╭─ PROVIDED RECORDS

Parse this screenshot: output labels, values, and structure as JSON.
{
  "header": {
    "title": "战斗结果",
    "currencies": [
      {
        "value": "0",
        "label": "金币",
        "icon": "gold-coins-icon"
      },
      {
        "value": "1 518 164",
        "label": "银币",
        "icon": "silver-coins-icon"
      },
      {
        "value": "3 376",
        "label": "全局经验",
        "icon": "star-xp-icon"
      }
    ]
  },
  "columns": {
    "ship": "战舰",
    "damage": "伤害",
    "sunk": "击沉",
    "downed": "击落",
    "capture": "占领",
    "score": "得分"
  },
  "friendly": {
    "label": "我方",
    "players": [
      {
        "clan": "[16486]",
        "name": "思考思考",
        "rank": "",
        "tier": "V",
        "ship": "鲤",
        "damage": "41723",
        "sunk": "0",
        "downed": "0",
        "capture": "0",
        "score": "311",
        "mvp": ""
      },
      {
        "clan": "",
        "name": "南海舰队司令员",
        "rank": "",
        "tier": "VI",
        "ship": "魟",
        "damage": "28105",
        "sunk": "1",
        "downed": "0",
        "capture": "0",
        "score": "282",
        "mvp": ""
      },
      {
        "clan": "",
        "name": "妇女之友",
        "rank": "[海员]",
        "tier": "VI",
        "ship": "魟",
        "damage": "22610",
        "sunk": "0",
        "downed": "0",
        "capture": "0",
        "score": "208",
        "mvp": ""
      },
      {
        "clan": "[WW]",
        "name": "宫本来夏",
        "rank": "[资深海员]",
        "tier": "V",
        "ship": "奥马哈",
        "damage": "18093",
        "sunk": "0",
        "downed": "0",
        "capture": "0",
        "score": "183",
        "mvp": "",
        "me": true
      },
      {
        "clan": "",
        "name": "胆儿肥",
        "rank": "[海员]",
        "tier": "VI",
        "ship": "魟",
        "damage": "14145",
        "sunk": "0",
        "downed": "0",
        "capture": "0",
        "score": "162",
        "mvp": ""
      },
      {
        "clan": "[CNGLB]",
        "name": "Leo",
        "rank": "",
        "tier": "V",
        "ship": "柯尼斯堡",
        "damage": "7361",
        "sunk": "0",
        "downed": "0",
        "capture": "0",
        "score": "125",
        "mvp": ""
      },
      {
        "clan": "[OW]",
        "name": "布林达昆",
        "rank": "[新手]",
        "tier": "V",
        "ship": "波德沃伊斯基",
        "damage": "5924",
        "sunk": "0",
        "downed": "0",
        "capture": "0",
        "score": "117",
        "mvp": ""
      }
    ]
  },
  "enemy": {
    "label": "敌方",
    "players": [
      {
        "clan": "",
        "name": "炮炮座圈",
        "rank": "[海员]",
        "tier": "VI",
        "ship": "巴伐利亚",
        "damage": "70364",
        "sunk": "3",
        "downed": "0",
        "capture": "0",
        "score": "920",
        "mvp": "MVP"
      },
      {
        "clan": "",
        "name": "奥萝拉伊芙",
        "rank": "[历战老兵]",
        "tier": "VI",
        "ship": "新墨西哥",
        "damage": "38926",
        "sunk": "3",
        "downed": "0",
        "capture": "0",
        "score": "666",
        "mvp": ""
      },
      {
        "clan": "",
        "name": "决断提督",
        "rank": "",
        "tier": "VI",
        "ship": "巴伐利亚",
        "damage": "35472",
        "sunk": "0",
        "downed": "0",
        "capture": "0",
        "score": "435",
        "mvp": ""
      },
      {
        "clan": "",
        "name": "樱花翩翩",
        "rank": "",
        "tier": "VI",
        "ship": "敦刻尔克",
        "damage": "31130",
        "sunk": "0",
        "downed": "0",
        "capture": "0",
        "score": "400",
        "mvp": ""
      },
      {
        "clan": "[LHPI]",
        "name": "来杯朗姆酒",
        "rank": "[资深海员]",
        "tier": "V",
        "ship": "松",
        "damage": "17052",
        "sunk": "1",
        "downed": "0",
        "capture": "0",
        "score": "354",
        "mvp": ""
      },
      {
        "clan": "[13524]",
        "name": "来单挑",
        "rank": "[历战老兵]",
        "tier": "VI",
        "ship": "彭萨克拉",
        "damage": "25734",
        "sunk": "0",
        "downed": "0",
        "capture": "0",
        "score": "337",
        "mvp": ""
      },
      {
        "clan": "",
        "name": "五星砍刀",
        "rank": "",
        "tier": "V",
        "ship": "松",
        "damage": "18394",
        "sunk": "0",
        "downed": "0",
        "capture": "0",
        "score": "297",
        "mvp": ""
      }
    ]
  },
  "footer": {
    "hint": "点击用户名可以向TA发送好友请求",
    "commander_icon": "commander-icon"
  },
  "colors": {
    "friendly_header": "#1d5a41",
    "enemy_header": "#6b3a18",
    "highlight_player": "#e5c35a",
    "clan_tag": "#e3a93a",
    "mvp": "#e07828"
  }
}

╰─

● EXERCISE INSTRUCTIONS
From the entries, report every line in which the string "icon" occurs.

● RESPONSE AREA
        "icon": "gold-coins-icon"
        "icon": "silver-coins-icon"
        "icon": "star-xp-icon"
    "commander_icon": "commander-icon"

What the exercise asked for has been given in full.